╭──

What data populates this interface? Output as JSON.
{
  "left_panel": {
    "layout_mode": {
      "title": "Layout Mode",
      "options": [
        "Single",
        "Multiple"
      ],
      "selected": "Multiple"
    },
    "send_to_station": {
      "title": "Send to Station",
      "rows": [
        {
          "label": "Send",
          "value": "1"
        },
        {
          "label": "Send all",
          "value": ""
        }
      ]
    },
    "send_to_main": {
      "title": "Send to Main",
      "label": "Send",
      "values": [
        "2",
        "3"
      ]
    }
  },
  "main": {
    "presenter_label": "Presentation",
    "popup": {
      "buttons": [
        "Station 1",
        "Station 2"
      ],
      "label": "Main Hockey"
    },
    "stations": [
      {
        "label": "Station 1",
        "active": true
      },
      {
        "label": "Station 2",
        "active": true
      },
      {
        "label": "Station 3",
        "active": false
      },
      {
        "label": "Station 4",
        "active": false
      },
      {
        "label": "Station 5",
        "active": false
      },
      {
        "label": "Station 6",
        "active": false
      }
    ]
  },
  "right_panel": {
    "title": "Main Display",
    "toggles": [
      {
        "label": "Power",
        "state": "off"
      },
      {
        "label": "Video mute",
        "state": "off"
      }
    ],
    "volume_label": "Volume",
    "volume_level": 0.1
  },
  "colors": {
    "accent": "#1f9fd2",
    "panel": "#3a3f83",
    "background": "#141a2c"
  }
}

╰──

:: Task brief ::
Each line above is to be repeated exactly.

:: Exercise solution ::
What data populates this interface? Output as JSON.
{
  "left_panel": {
    "layout_mode": {
      "title": "Layout Mode",
      "options": [
        "Single",
        "Multiple"
      ],
      "selected": "Multiple"
    },
    "send_to_station": {
      "title": "Send to Station",
      "rows": [
        {
          "label": "Send",
          "value": "1"
        },
        {
          "label": "Send all",
          "value": ""
        }
      ]
    },
    "send_to_main": {
      "title": "Send to Main",
      "label": "Send",
      "values": [
        "2",
        "3"
      ]
    }
  },
  "main": {
    "presenter_label": "Presentation",
    "popup": {
      "buttons": [
        "Station 1",
        "Station 2"
      ],
      "label": "Main Hockey"
    },
    "stations": [
      {
        "label": "Station 1",
        "active": true
      },
      {
        "label": "Station 2",
        "active": true
      },
      {
        "label": "Station 3",
        "active": false
      },
      {
        "label": "Station 4",
        "active": false
      },
      {
        "label": "Station 5",
        "active": false
      },
      {
        "label": "Station 6",
        "active": false
      }
    ]
  },
  "right_panel": {
    "title": "Main Display",
    "toggles": [
      {
        "label": "Power",
        "state": "off"
      },
      {
        "label": "Video mute",
        "state": "off"
      }
    ],
    "volume_label": "Volume",
    "volume_level": 0.1
  },
  "colors": {
    "accent": "#1f9fd2",
    "panel": "#3a3f83",
    "background": "#141a2c"
  }
}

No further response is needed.